The Federal Reserve is primed to hike rates by another 0.75% at its meeting in July. That would put the fed funds rate in a range of 2.25-2.5%, close to what is considered neutral but not tight monetary policy.
That shift, coupled with the Fed decision to shrink its bloated balance sheet, makes the current tightening cycle the most rapid since the 1980s. No one, including the Federal Reserve, knows exactly how reductions in the balance sheet, aka quantitative tightening (QT), will affect credit markets.
The Fed is now stuck between a rock and a hard place, with no easy way out without the economy feeling pain. Fed Chairman Jay Powell has started to underscore that reality by admitting a recession could occur.
This is at the same time that we will likely get the second quarter in a row of negative real GDP growth, which is, loosely, how many define a recession. An official recession would require a rise in unemployment, which the Fed has admitted is necessary for inflation to come down.
Kansas City Fed President Esther George dissented at the June meeting, opting in favor of a more measured 0.5% hike in rates. She is worried about the destabilizing effects that rapid rate hikes could have on the economy, both at home and abroad.
She is not alone in her concern. Voting members of the FOMC usually do not dissent in a vacuum. They often cast a vote reflecting the views of those who agree with them but are not in a position to vote at a given meeting.
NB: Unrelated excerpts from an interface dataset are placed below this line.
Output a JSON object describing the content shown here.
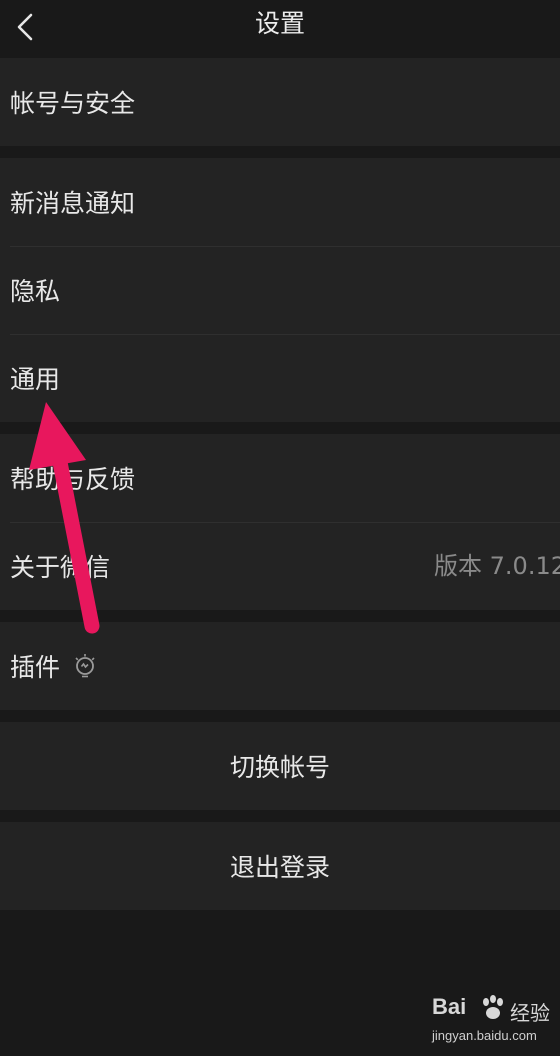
{
  "header": {
    "title": "设置",
    "back_icon": "chevron-left-icon"
  },
  "groups": [
    {
      "items": [
        {
          "label": "帐号与安全"
        }
      ]
    },
    {
      "items": [
        {
          "label": "新消息通知"
        },
        {
          "label": "隐私"
        },
        {
          "label": "通用"
        }
      ]
    },
    {
      "items": [
        {
          "label": "帮助与反馈"
        },
        {
          "label": "关于微信",
          "value": "版本 7.0.12"
        }
      ]
    },
    {
      "items": [
        {
          "label": "插件",
          "icon": "lightbulb-plugin-icon"
        }
      ]
    }
  ],
  "actions": {
    "switch_account": "切换帐号",
    "logout": "退出登录"
  },
  "annotation": {
    "arrow_color": "#e8175d"
  },
  "watermark": {
    "brand": "Bai",
    "suffix": "经验",
    "url": "jingyan.baidu.com"
  },
  "colors": {
    "background": "#191919",
    "cell": "#232323",
    "text": "#e8e8e8",
    "secondary": "#8a8a8a"
  }
}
The Fed will discuss a full percent but will likely stay with a 0.75% hike. We could potentially see more than one dissent. Some may favor a full percentage point hike, while others favor a half percentage point hike.
Why such dissonance? The Fed has a diverse set of views; it is in uncharted waters. Uncertainty and disagreement about the course of rate hikes is a natural consequence.
The July meeting will be the first fully staffed FOMC meeting since 2013. The entire Board of Governors has been sworn in, while new regional presidents have been named to fill vacant posts. That adds to the level of debate.
The Fed is the de facto central bank to the world. Rate hikes here have to be matched with rate hikes elsewhere. This is pushing up debt service costs at the same time many countries cannot afford to pay for food and energy. Sri Lanka's default was extreme but provides a cautionary tale. Other defaults are possible. China is not in the position it once was to help; it provided a loan to Pakistan to help it meet debt obligations in April.
Now add the collapse of Italy’s government and the need for the ECB to contain fragmentation - a blow out of debt spreads within the eurozone - even as it raises rates. These challenges along with turbulence in emerging markets make the Fed’s job more complex. There is no Las Vegas in the global economy: what happens elsewhere does not stay there.
The Fed's greatest nightmare is that it accidently hits a trip wire that triggers a seizure in credit markets. That could force it to intervene to prevent a fully fledged economic meltdown before inflation has been tamed.
The Fed wants to avoid a repeat of the stop-and-go policies that fueled the stagflation of the 1970s but may not have a choice. I don’t envy its job. Rising rates are revealing a multitude of sins.